We have selected a number of pieces for the exhibtion that showcase the benefits of ash as a locally sourced sustainable material. Why use ash? In terms of sustainability there are number of reasons why ash is a good choice. As David Saunders Manager of Woodnet explained to us at the Summer Workshop, as a material ash:” is light, elastic, flexible and incredibly strong. A hardwood that is fast growing.The quicker a tree grows the stronger it is”.
It has a distinctive open crowned light foliage, it is late come into leaf, early to drop, a short growing season, that lets light through onto the forest floor, which has benefits in terms of biodiversity” These benefits are summarised by the Royal Forestry Society: “Ash woodland has a rich ground flora of dogs mercury, bluebells and ramsons.

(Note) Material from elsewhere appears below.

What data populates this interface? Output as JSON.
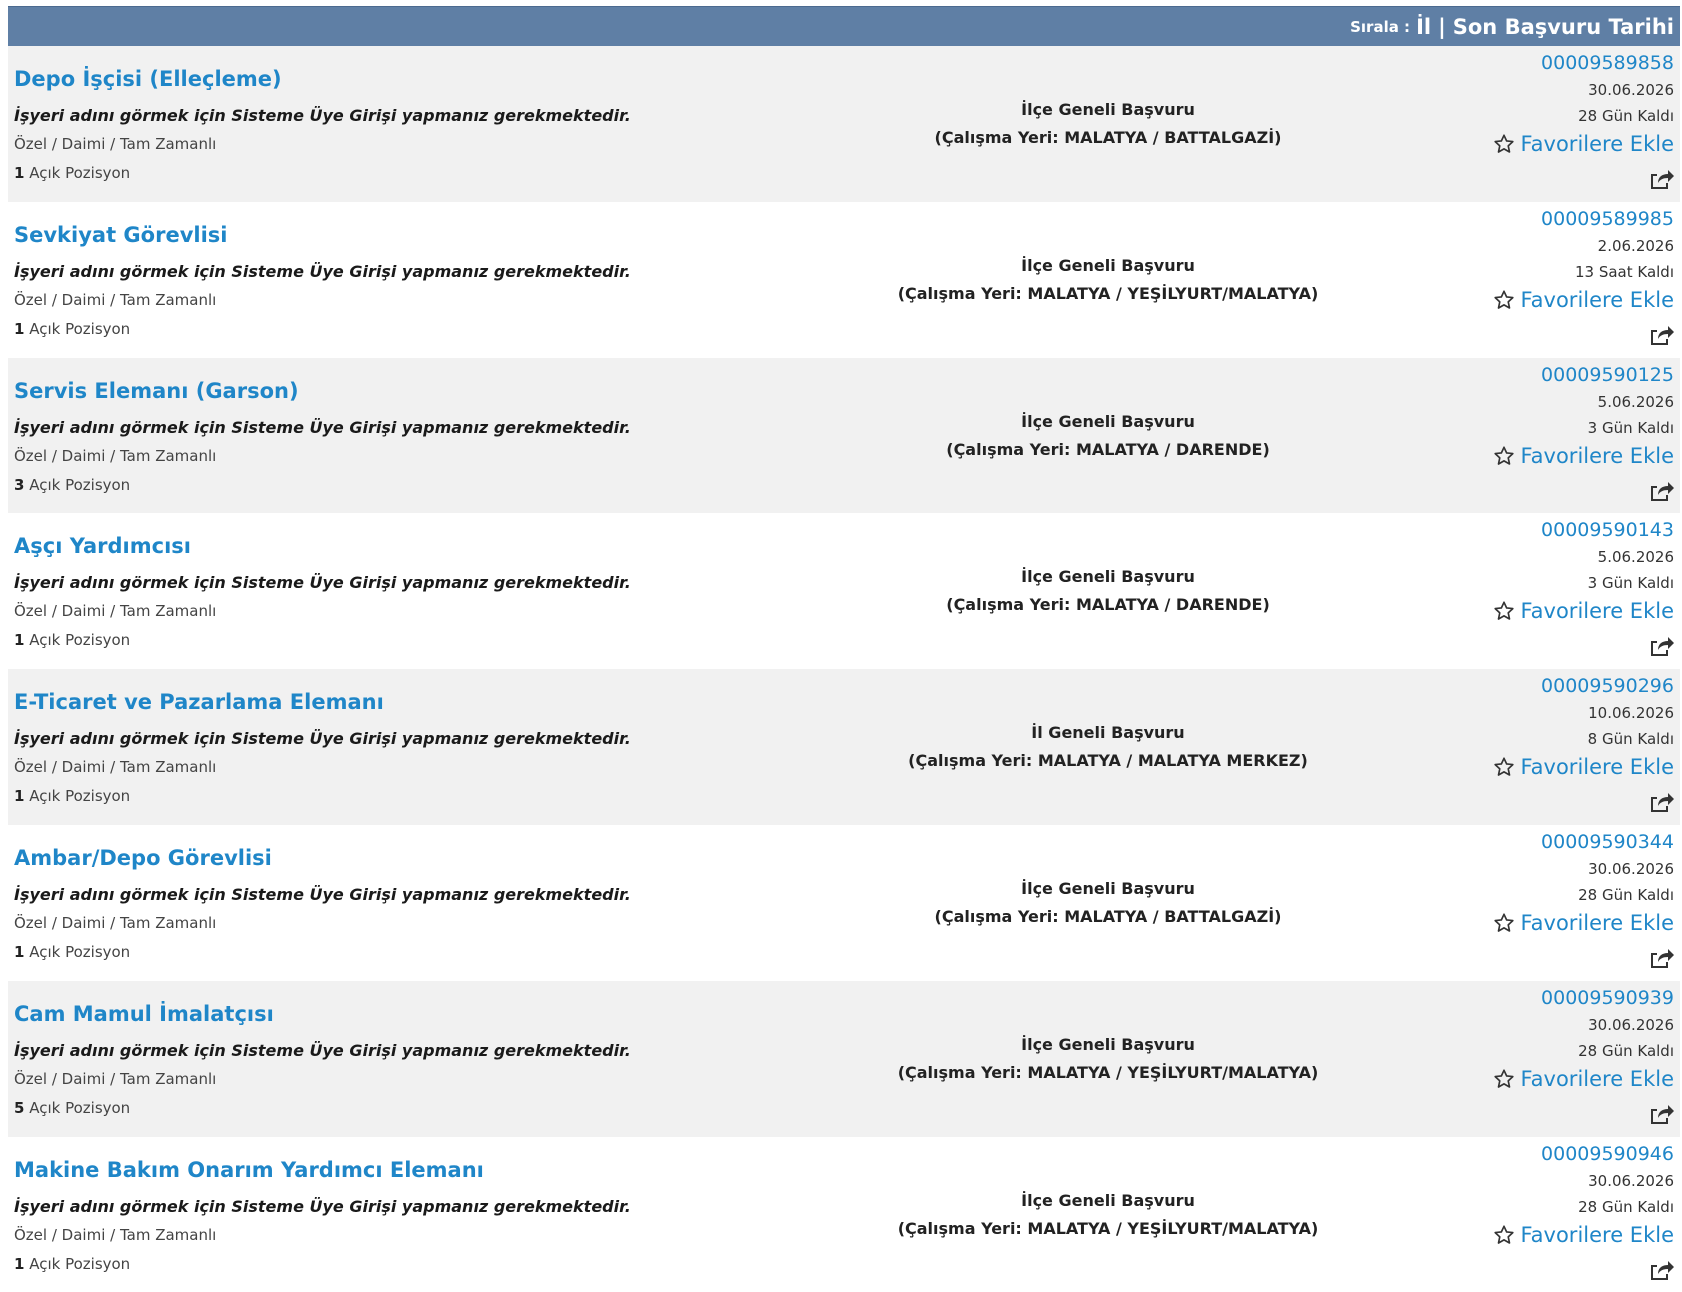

Often it is accompanied by a hazel understorey. The alkaline bark of ash supports numerous epiphytic lichens and bryophytes and also attracts snails. Its leaves provide food for many moth species including the barred-toothed striped, the coronet, the brick, the centre-barred sallow and the privet hawkmoth. Birds such as the bullfinch eat ash seeds.Upland mixed ash woodlands are a priority habitat under the UK Biodiversity Action Plan and form one of the richest habitats for wildlife in the uplands. They support many rare woodland flowers such as dark red helleborine, Jacob’s ladder, autumn crocus, lady’s slipper orchid and threatened butterflies such a the high brown fritillary, the dingy skipper and the grayling.”
The scope of contributors to our exhibition showcasing work of relevance to the BRIDGE project is truly inspiring. Science and engineering research outputs, well established local independent practitioners, young entrepreneurs and design activists are represented. All intent on testing the real scope of materials and revealing new potentials in terms of sustainable practice. This is not just about green is good, but a delicious sensory experience that demonstrates that eco can be gorgeous, playful and provocative. Here are just a few:
We have a packed and thought provoking line up planned now for the BRIDGE Circus Symposium on 9th and 10th December. Speakers include Dr Joan Farrer Director of DR-i, our INTERREG partners Laurent Lecoure and Gwladys Lemenand European Project Manager from MIRIADE ,Beatrice Rogers, Deputy Director of Creative Industries KTN, Rob Holdway Giraffe Innovations(low carbon design and environmental management), Huw Taylor Professor of Microbial Ecology, Andy Cundy Professor of Geoscience, Dr Jyri Kermik , Tamsin Lejeaune Managing Director of Ethical Fashion Forum, David Saunders, Project Manager of Woodland Enterprises, Zoe Osmond Director of Green Growth Platform, Naresh Ramchandani Advertising and Communications Partner Pentagram and founder of Dothegreenthing to name but a few…..
In October the BRIDGE project enabled us to support students from the University of Brighton to travel to Rouen for 5 days. This was an opportunity for knowledge exchange with students from Esitpa. Hosted by William Edmonds and Nathalie Roguez-Villette , students discussed the meaning of sustainability from their different perspectives, visited agromaterials workshops and the school of architecture. They were introduced to sophisticated materials testing methods in the Esitpa labs and attended a lecture by a sustainable materials, technology & design business about flax and bio-plastics. They have returned with samples of agromaterials and are interested in exploring potential applications in their design work. Ideas include exploring the potential for biodegradable materials to reduce lifespans in certain contexts.
A focus of the BRIDGE Pavilion Summer Workshop was to consider both textile and timber materials and processes in terms of applications and construction. With the help of students from 3D, Textiles and Interior Architecture Toni Hicks (Senior Lecturer Textiles) demonstrated a traditional rope making technique to Glenn Longden-Thurgood (Senior Lecturer Interior Architecture), made easier by the use of electric drills from the wood workshop, and within half an hour created ropes strong enough to be used in the construction.
Participants in the workshop have referred to a ‘breakthrough moment’ in the collaborative process. On reflection, Shelley Stansfield BA 3D Design Graduate observes: “We realised, that we have done all these crazy experiments and worked out practically how we can apply the material to different things, but you could put them all together and it could look like one big mess. The breakthrough was when we took a step back, and worked through a concept and brought in different interesting elements of what we could apply structurally, rather than putting practical techniques together to form a structure. We have actually thought, if we form a structure, and then use these techniques in different ways, rather than just pushing them all into one shape. So that was a breakthrough yesterday to come up with the design of the actual structure“